What rights are protected in the suspicion phase?
What rights are protected in the arrest phase?
- 5th amendment (self-incrimination)
- Miranda warning
What's protected in the trial phase?
- 5th amendment: suspect cannot be tried for federal crime unless indicted by a grand jury, states not required to use grand juries
- 6th amendment: right to legal counsel before and during trial, right to a speedy trail
- No admission of illegally obtained evidence
- Exceptions: inevitable discovery, good faith
What is protected in the sentencing phase?
- 8th amendment: no cruel or unusual punishment
SCOTUS generally allows states to decide punishments, but it has limited aspects in what 2 things?
- death penalty
- punishment of minors
How many chances do you usually get in an appeal?
SCOTUS rulings have affected police practices, as evident in?
Tough sentencing policies are popular, but whats the issue?
Court has said that this is implicit in the Bill of Rights
Right of privacy
"Without due process of law" refers to what?
Will you find the right to privacy in the bill of rights?
Whats the problem with suicide?
State has an interest in your well being, its a crime against the state
What was the ruling of Roe v. Wade?
Right to choose abortion encompassed by Right to Privacy/Due Process
What was the result of Planned Parenthood v. Casey?
Reaffirmed basic right to privacy but states do have regulatory authority if they don't constitute an undue burden
What dud Griswold v. Connecticut rule?
Americans have a "zone of privacy" that cannot be lawfully denied
Abortion was protected as what? through what?
A right of privacy through Roe v. Wade

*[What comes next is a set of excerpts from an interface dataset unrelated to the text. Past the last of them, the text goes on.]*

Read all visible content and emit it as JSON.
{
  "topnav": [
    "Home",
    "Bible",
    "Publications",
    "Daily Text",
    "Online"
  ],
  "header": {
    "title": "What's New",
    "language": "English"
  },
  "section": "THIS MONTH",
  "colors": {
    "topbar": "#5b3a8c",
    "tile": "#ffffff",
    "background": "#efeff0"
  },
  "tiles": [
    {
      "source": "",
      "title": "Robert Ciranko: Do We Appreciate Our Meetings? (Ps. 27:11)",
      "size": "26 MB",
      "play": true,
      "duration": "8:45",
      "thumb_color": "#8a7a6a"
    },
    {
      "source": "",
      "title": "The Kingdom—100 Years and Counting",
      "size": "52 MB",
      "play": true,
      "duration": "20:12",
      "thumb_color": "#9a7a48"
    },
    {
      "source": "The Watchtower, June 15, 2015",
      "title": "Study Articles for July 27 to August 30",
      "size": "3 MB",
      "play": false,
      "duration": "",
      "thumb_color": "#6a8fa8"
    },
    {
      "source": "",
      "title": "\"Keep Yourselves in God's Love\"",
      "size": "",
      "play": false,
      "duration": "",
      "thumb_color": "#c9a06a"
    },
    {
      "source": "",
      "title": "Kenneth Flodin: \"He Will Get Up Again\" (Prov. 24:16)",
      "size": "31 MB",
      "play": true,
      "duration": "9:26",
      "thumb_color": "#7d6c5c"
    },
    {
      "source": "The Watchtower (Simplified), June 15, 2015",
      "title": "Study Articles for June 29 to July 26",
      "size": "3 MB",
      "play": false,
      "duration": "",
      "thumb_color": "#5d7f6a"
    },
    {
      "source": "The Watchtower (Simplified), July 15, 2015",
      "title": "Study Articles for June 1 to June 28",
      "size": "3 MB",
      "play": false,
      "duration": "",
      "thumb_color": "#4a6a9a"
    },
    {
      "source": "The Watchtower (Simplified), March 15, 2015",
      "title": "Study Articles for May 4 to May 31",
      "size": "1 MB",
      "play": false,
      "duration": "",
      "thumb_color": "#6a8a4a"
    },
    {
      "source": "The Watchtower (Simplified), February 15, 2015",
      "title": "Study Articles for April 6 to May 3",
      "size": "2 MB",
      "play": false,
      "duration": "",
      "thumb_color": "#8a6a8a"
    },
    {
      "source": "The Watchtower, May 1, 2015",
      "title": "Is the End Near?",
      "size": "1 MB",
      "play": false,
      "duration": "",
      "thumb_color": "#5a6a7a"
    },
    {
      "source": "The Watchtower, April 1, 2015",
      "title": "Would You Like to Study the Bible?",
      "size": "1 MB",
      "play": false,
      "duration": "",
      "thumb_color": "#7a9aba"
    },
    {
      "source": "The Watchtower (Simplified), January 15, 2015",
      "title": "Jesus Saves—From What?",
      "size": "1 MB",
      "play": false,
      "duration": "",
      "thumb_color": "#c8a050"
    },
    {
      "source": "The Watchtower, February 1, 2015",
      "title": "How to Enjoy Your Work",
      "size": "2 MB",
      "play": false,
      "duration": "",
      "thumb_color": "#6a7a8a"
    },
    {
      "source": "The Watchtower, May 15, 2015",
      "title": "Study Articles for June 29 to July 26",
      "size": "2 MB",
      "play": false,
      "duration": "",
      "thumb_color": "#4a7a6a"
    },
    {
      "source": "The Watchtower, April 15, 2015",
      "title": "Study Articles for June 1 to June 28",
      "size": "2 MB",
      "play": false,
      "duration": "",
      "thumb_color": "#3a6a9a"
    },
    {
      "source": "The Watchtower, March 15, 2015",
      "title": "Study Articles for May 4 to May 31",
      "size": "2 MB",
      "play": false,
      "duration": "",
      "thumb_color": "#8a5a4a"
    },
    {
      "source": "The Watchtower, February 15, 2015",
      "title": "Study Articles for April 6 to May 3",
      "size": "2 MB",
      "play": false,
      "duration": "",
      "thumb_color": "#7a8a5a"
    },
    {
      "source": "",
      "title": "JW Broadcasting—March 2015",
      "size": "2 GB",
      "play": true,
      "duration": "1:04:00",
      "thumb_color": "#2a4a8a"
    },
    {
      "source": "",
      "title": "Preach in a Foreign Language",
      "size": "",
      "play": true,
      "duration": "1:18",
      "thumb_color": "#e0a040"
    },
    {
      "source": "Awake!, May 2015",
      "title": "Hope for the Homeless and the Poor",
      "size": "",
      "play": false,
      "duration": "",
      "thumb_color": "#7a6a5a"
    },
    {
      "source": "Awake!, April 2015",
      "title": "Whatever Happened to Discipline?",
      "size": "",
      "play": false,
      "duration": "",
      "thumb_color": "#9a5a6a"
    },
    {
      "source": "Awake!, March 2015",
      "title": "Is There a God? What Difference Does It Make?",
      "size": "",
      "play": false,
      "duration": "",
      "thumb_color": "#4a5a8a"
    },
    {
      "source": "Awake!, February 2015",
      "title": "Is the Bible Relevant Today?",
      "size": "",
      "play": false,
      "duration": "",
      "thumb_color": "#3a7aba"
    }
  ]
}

Anti-sodomy laws in states were struct down by SCOTUS that overturned what ruling?
Bowers v. Hardwick
Hamdi v. Rumsfeld and Hamdan v. Rumsfled dealt with what issue?
Detention of enemy combatants
- Surveillance of suspected terrorists
- Warrant less wiretapping
- Leaked NSA communication surveillance
Americans embrace freedom of expression as what?
An abstract virtue
Americans favor what in particular instances?
Limits of freedom of expression